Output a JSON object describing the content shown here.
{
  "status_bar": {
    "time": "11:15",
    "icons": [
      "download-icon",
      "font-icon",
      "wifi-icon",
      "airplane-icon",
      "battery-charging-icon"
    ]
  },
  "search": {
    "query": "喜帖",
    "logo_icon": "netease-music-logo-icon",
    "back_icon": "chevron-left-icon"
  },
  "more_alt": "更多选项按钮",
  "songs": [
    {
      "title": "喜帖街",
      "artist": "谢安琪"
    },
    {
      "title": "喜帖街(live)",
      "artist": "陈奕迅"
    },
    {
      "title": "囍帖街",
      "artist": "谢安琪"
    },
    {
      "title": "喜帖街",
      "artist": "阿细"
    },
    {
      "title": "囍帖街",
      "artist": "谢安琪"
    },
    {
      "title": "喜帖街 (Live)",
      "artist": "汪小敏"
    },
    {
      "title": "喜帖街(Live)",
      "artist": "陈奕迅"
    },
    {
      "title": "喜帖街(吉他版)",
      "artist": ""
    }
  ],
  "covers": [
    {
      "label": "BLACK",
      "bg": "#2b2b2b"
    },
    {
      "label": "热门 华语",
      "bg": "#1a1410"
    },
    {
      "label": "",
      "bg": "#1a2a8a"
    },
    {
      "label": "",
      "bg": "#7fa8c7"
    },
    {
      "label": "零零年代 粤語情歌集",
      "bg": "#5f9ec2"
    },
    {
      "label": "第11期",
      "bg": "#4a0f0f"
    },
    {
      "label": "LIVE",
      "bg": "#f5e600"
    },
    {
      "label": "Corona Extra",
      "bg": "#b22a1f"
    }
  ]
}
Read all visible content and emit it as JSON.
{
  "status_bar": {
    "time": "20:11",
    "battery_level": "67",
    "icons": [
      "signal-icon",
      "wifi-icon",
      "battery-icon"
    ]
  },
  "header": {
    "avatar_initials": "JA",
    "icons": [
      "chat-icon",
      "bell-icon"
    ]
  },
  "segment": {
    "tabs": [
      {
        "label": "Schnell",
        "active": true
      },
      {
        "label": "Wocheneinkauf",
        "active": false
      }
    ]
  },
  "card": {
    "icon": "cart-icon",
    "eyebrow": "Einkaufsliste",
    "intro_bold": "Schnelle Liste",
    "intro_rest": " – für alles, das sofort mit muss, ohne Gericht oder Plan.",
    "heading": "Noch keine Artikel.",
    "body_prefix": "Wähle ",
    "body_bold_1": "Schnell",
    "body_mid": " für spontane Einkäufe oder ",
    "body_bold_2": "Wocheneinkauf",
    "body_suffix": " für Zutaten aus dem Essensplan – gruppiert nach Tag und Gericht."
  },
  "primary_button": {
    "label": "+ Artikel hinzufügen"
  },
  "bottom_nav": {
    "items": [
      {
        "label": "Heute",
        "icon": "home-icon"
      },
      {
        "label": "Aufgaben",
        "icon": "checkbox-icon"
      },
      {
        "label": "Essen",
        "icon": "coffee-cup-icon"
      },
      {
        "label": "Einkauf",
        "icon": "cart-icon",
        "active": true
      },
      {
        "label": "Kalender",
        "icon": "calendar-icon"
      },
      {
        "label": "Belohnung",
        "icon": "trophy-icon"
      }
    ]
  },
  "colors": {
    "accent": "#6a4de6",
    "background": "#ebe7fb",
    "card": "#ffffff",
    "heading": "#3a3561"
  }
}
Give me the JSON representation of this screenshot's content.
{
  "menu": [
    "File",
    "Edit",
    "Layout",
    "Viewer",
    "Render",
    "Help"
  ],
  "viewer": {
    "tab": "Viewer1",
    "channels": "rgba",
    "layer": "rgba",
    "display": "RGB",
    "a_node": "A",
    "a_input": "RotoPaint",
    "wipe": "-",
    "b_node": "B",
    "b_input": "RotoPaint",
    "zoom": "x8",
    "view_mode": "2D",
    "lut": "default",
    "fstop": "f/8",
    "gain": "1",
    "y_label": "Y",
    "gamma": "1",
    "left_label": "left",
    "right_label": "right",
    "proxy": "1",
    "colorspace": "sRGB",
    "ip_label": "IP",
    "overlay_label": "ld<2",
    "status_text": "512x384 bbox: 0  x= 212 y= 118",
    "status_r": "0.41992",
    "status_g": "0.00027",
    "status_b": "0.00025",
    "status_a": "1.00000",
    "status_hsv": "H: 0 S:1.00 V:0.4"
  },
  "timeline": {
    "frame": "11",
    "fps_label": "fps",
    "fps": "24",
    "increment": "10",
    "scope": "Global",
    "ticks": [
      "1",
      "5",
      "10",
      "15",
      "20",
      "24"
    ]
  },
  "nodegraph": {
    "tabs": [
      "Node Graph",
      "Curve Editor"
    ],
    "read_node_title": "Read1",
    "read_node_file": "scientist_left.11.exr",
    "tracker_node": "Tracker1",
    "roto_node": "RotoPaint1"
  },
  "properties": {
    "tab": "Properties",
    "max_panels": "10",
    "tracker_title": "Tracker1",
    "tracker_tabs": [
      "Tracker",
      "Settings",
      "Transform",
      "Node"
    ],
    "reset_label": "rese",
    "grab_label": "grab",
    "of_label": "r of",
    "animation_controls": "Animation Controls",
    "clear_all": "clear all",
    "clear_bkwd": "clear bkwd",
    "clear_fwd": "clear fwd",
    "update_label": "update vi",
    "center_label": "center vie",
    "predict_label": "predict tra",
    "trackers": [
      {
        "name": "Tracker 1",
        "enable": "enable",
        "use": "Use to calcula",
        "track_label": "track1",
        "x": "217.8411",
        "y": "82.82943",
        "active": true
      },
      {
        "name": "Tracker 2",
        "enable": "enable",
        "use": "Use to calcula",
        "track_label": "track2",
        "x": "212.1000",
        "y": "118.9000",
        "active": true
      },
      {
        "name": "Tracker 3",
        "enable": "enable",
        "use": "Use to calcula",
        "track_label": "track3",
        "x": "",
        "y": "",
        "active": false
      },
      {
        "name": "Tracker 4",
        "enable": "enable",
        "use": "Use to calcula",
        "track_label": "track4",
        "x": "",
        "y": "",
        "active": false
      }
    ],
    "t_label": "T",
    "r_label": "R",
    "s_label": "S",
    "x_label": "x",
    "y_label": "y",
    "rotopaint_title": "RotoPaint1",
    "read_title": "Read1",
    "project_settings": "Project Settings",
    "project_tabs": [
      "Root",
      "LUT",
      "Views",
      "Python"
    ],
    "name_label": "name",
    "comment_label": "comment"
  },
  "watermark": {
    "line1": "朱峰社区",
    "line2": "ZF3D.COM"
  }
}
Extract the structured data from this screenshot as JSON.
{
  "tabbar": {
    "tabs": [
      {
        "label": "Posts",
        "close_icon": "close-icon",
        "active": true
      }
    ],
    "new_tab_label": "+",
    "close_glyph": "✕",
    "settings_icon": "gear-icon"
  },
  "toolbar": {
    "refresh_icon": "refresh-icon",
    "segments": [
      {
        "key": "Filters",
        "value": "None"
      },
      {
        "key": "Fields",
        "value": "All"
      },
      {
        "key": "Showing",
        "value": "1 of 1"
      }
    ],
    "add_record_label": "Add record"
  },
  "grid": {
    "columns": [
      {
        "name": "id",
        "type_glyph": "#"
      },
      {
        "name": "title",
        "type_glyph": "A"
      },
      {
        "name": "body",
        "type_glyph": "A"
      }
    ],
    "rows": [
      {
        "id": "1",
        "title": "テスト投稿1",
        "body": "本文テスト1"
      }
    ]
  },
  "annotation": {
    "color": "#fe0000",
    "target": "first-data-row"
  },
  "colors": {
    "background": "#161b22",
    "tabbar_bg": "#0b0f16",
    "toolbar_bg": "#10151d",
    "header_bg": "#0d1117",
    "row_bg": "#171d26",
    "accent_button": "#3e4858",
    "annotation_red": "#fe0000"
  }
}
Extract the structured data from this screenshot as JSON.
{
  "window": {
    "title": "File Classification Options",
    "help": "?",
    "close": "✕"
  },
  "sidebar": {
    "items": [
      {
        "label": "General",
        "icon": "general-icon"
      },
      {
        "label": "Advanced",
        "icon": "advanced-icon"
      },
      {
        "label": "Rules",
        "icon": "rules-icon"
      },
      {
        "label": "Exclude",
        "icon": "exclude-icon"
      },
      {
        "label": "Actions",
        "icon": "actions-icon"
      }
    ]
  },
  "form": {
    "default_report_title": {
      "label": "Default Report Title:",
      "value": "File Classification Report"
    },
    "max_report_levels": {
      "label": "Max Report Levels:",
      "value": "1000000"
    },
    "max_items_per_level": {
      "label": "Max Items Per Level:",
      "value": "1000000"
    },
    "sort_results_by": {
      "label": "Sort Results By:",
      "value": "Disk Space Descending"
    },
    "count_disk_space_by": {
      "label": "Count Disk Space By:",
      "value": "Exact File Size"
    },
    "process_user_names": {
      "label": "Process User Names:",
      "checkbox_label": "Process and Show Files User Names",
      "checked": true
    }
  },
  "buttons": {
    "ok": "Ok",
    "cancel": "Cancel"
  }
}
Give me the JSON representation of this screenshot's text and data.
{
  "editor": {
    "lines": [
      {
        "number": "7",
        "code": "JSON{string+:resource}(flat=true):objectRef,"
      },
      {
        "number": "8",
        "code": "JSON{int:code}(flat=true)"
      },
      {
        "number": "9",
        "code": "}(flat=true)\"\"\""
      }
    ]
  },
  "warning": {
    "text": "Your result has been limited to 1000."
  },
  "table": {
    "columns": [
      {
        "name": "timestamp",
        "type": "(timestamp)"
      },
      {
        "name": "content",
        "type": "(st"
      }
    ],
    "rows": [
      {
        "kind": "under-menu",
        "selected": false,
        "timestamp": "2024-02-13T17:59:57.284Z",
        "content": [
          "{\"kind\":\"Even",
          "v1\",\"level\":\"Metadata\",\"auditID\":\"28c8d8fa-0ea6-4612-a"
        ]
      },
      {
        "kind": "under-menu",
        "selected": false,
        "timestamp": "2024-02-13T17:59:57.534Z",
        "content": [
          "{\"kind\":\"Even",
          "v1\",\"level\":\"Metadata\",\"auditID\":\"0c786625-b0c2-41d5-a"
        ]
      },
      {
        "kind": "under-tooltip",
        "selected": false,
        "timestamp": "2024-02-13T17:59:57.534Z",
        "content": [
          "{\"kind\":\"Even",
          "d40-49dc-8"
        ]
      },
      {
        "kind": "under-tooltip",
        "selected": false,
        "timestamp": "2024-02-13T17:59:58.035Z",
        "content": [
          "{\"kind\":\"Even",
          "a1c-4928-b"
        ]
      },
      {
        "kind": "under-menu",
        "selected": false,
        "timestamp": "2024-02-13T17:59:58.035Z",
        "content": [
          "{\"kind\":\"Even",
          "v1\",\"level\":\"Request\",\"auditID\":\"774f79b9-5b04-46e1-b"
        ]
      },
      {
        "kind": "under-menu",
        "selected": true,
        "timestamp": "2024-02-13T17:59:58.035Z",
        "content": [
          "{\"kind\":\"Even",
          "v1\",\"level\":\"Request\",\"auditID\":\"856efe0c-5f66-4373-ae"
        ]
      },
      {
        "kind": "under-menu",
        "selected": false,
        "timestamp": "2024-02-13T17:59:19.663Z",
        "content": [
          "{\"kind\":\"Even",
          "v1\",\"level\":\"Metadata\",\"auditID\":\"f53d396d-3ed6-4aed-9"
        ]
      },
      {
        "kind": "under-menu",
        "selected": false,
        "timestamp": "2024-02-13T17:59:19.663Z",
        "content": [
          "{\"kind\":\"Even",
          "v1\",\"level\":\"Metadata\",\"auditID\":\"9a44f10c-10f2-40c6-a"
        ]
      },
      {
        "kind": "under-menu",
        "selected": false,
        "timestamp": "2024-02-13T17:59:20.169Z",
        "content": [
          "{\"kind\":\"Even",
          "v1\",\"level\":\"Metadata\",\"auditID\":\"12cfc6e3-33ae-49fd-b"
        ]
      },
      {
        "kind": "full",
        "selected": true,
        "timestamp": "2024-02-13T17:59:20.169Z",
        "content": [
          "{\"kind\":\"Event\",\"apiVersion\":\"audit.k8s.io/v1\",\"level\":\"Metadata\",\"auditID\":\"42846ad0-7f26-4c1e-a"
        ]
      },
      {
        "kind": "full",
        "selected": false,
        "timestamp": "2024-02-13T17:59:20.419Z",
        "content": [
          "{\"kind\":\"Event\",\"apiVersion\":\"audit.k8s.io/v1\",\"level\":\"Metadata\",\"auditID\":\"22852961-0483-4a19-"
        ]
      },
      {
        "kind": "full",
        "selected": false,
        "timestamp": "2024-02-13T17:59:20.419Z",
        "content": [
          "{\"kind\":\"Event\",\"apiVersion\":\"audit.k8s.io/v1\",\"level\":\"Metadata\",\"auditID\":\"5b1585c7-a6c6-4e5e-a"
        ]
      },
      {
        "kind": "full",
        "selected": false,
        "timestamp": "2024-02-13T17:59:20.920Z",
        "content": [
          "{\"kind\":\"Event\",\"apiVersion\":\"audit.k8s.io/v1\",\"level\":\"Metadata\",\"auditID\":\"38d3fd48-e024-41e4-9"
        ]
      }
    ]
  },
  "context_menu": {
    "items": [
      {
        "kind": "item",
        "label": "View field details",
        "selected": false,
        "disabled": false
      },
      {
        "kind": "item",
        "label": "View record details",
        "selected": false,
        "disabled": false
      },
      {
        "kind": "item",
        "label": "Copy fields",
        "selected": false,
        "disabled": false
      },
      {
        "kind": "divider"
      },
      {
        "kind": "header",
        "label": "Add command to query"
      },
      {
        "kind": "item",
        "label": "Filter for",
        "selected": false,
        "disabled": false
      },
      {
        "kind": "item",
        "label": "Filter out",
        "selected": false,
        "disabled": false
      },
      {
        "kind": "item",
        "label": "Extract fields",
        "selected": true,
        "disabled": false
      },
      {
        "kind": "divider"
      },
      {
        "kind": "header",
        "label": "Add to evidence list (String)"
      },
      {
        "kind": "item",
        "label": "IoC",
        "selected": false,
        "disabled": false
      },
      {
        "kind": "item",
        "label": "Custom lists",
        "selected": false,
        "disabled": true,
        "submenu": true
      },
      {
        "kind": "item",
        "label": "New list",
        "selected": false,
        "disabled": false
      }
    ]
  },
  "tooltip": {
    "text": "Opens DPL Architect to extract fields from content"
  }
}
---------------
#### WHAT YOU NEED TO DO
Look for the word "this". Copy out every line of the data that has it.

#### YOUR SOLUTION
Give me the JSON representation of this screenshot's content.
Extract the structured data from this screenshot as JSON.
Extract the structured data from this screenshot as JSON.
Give me the JSON representation of this screenshot's text and data.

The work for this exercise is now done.